Starring: Aida El-Kashef, Neeraj Kabi, Sohum Shah, Vinay Shukla
Directed by Anand Gandhi
There is a lingering image at the start of Anand Gandhi’s Ship of Theseus, of a hand touching surfaces to see and grasp them. It captures the uniquely tactile quality that lies embedded in the film. SOT renders its protagonists’ dilemmas tangible. There’s the blind photographer who captures her images by hearing them. You go on her journey with her: introspecting, experiencing her doubts, claustrophobia and the urge to escape the patronising world. You can empathise with her when she gets lost, metaphorically of course, on gaining vision. Then there is the good-humoured, quick-witted monk who is torn between his commitment to the battle against animal testing and his own life that’s ebbing out.

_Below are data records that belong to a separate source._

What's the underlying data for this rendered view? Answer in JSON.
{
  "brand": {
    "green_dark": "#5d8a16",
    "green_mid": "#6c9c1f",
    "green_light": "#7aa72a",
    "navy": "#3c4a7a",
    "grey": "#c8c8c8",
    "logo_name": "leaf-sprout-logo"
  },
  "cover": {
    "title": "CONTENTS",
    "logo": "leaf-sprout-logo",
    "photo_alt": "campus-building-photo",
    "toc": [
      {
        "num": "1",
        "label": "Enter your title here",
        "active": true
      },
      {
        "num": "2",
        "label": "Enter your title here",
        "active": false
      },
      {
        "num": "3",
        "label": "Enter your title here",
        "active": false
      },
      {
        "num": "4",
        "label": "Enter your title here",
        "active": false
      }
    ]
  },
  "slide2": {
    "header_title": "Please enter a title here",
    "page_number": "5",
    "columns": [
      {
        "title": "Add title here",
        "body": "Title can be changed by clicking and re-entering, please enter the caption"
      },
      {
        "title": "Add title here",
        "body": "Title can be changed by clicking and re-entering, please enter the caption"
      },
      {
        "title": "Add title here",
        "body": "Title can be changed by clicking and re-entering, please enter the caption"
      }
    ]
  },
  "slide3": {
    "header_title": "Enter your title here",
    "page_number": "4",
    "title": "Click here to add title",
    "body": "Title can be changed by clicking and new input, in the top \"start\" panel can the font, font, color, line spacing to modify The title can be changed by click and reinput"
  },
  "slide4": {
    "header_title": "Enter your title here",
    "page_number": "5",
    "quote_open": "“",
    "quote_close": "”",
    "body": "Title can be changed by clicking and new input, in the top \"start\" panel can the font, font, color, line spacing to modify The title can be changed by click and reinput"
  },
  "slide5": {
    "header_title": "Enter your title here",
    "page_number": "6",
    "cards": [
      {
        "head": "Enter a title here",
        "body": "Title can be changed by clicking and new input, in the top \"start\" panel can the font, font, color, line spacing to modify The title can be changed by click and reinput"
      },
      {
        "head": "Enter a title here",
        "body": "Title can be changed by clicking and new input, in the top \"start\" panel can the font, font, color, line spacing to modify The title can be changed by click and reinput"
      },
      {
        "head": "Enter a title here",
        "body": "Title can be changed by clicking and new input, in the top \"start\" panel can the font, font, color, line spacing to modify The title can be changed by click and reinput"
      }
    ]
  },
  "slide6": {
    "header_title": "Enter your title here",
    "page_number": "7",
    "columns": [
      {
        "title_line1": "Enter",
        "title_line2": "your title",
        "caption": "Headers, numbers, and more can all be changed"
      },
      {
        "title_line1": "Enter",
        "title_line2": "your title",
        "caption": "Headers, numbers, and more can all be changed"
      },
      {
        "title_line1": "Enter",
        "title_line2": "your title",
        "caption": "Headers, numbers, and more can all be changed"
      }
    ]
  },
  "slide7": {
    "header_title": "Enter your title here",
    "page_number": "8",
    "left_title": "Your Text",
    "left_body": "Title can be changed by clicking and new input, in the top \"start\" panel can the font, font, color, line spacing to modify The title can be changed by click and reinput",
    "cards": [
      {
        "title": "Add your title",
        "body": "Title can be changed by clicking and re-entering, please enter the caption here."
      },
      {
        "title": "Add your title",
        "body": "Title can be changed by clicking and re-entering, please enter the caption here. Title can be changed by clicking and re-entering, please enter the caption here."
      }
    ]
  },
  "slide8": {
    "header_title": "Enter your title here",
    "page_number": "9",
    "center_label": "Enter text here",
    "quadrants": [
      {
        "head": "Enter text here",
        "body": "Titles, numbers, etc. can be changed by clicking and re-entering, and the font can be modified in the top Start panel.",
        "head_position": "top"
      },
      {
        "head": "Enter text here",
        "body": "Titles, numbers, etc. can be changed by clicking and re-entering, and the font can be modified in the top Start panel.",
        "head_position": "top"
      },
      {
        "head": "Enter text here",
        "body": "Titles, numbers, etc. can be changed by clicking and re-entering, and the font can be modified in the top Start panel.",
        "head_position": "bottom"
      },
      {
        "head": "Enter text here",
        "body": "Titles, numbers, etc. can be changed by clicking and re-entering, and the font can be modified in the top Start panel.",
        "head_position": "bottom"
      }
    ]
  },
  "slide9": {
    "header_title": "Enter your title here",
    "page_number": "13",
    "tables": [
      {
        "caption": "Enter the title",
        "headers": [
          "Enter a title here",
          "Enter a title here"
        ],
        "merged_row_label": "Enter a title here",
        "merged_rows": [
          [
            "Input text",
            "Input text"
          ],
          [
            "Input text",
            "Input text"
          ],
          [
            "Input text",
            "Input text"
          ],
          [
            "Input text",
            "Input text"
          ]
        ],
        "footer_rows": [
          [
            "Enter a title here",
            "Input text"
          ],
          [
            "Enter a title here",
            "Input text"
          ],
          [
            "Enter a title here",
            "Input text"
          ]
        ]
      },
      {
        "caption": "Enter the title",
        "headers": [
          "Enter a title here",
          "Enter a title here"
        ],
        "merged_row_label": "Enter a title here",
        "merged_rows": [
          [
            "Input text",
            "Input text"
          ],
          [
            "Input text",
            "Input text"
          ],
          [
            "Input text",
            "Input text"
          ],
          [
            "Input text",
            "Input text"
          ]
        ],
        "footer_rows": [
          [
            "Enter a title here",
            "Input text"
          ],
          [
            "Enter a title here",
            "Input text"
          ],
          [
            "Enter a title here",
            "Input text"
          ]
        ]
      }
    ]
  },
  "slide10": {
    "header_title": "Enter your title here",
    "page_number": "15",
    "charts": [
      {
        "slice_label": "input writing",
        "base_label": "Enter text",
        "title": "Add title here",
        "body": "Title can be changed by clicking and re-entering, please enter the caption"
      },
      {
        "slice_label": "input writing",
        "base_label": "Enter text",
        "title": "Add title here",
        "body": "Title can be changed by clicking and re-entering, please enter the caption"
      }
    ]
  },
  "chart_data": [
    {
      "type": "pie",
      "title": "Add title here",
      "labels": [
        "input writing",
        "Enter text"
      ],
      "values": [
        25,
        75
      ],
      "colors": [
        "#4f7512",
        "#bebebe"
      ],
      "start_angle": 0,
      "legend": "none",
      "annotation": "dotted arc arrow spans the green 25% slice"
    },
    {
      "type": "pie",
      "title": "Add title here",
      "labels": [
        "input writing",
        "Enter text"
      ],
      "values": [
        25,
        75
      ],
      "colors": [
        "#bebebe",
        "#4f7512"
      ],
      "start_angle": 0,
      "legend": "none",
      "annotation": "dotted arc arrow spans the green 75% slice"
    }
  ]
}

Is his deliberate withdrawal from life an act similar to that of a suicide bomber? Each of the stories is built around such an argument. Between the blind girl and her boyfriend, between the monk and his pesky, young lawyer. And between the rough and rustic, money-minded but good-hearted businessman Naveen and his artistically inclined grandmother in the third and last of the stories. His own kidney transplant takes Naveen out of the comfort zone and gives him a larger cause, of seeking justice for those not as blessed. It is a cinema of such values and beliefs, and of contentious issues. It’s a film of meditative pauses and life as many of us have felt and lived. It reaches out to the heart as well as the mind. Not the kind of film you see very often.